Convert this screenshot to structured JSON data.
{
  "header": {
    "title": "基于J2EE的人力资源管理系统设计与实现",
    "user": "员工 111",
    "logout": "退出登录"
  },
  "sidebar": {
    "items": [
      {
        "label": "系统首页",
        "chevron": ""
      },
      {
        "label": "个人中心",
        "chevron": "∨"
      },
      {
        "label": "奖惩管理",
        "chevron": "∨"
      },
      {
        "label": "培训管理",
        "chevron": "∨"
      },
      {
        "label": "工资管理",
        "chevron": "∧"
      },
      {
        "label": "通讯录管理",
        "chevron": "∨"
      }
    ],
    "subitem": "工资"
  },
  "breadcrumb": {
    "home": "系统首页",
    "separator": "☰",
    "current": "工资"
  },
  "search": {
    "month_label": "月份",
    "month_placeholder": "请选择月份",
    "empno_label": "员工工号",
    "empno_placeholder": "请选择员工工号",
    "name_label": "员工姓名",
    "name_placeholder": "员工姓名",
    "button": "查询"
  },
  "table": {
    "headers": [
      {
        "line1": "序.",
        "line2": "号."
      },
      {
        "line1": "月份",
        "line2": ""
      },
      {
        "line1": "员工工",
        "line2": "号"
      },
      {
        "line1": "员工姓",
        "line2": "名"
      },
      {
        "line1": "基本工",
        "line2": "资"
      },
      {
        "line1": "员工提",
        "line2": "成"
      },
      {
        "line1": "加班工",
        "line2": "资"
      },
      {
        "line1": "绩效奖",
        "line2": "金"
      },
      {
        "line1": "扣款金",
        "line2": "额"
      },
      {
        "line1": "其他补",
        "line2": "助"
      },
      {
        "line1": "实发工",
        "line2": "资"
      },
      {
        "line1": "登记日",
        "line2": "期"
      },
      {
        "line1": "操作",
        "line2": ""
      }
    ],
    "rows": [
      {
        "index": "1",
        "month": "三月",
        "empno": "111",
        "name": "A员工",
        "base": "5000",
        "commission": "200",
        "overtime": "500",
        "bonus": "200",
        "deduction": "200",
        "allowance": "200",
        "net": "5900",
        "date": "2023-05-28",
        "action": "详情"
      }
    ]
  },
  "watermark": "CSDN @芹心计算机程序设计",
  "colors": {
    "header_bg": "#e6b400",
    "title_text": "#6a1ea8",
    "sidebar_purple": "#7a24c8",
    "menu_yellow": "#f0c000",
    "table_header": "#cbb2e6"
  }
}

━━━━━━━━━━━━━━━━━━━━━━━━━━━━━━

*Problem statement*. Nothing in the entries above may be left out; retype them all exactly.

*Result of this exercise*.
Convert this screenshot to structured JSON data.
{
  "header": {
    "title": "基于J2EE的人力资源管理系统设计与实现",
    "user": "员工 111",
    "logout": "退出登录"
  },
  "sidebar": {
    "items": [
      {
        "label": "系统首页",
        "chevron": ""
      },
      {
        "label": "个人中心",
        "chevron": "∨"
      },
      {
        "label": "奖惩管理",
        "chevron": "∨"
      },
      {
        "label": "培训管理",
        "chevron": "∨"
      },
      {
        "label": "工资管理",
        "chevron": "∧"
      },
      {
        "label": "通讯录管理",
        "chevron": "∨"
      }
    ],
    "subitem": "工资"
  },
  "breadcrumb": {
    "home": "系统首页",
    "separator": "☰",
    "current": "工资"
  },
  "search": {
    "month_label": "月份",
    "month_placeholder": "请选择月份",
    "empno_label": "员工工号",
    "empno_placeholder": "请选择员工工号",
    "name_label": "员工姓名",
    "name_placeholder": "员工姓名",
    "button": "查询"
  },
  "table": {
    "headers": [
      {
        "line1": "序.",
        "line2": "号."
      },
      {
        "line1": "月份",
        "line2": ""
      },
      {
        "line1": "员工工",
        "line2": "号"
      },
      {
        "line1": "员工姓",
        "line2": "名"
      },
      {
        "line1": "基本工",
        "line2": "资"
      },
      {
        "line1": "员工提",
        "line2": "成"
      },
      {
        "line1": "加班工",
        "line2": "资"
      },
      {
        "line1": "绩效奖",
        "line2": "金"
      },
      {
        "line1": "扣款金",
        "line2": "额"
      },
      {
        "line1": "其他补",
        "line2": "助"
      },
      {
        "line1": "实发工",
        "line2": "资"
      },
      {
        "line1": "登记日",
        "line2": "期"
      },
      {
        "line1": "操作",
        "line2": ""
      }
    ],
    "rows": [
      {
        "index": "1",
        "month": "三月",
        "empno": "111",
        "name": "A员工",
        "base": "5000",
        "commission": "200",
        "overtime": "500",
        "bonus": "200",
        "deduction": "200",
        "allowance": "200",
        "net": "5900",
        "date": "2023-05-28",
        "action": "详情"
      }
    ]
  },
  "watermark": "CSDN @芹心计算机程序设计",
  "colors": {
    "header_bg": "#e6b400",
    "title_text": "#6a1ea8",
    "sidebar_purple": "#7a24c8",
    "menu_yellow": "#f0c000",
    "table_header": "#cbb2e6"
  }
}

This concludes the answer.